◆ Source data
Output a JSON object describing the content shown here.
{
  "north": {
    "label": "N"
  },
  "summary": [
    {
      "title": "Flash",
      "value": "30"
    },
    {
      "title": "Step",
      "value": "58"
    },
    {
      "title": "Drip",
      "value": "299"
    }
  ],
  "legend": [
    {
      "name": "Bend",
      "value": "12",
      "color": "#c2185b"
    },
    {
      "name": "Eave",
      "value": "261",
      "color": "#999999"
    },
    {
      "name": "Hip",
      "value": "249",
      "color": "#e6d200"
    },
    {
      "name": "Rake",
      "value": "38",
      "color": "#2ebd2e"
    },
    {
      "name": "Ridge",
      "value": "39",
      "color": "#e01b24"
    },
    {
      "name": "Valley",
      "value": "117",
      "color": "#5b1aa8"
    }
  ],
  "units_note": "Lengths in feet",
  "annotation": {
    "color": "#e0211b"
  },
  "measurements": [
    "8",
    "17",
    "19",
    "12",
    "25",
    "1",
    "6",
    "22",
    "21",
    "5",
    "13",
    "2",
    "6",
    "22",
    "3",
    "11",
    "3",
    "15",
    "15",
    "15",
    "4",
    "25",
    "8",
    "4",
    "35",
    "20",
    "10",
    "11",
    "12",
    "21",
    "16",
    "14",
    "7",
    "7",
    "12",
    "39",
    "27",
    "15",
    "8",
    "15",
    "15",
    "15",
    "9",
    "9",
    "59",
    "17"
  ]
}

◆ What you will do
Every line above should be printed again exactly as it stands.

◆ Output for this exercise
Output a JSON object describing the content shown here.
{
  "north": {
    "label": "N"
  },
  "summary": [
    {
      "title": "Flash",
      "value": "30"
    },
    {
      "title": "Step",
      "value": "58"
    },
    {
      "title": "Drip",
      "value": "299"
    }
  ],
  "legend": [
    {
      "name": "Bend",
      "value": "12",
      "color": "#c2185b"
    },
    {
      "name": "Eave",
      "value": "261",
      "color": "#999999"
    },
    {
      "name": "Hip",
      "value": "249",
      "color": "#e6d200"
    },
    {
      "name": "Rake",
      "value": "38",
      "color": "#2ebd2e"
    },
    {
      "name": "Ridge",
      "value": "39",
      "color": "#e01b24"
    },
    {
      "name": "Valley",
      "value": "117",
      "color": "#5b1aa8"
    }
  ],
  "units_note": "Lengths in feet",
  "annotation": {
    "color": "#e0211b"
  },
  "measurements": [
    "8",
    "17",
    "19",
    "12",
    "25",
    "1",
    "6",
    "22",
    "21",
    "5",
    "13",
    "2",
    "6",
    "22",
    "3",
    "11",
    "3",
    "15",
    "15",
    "15",
    "4",
    "25",
    "8",
    "4",
    "35",
    "20",
    "10",
    "11",
    "12",
    "21",
    "16",
    "14",
    "7",
    "7",
    "12",
    "39",
    "27",
    "15",
    "8",
    "15",
    "15",
    "15",
    "9",
    "9",
    "59",
    "17"
  ]
}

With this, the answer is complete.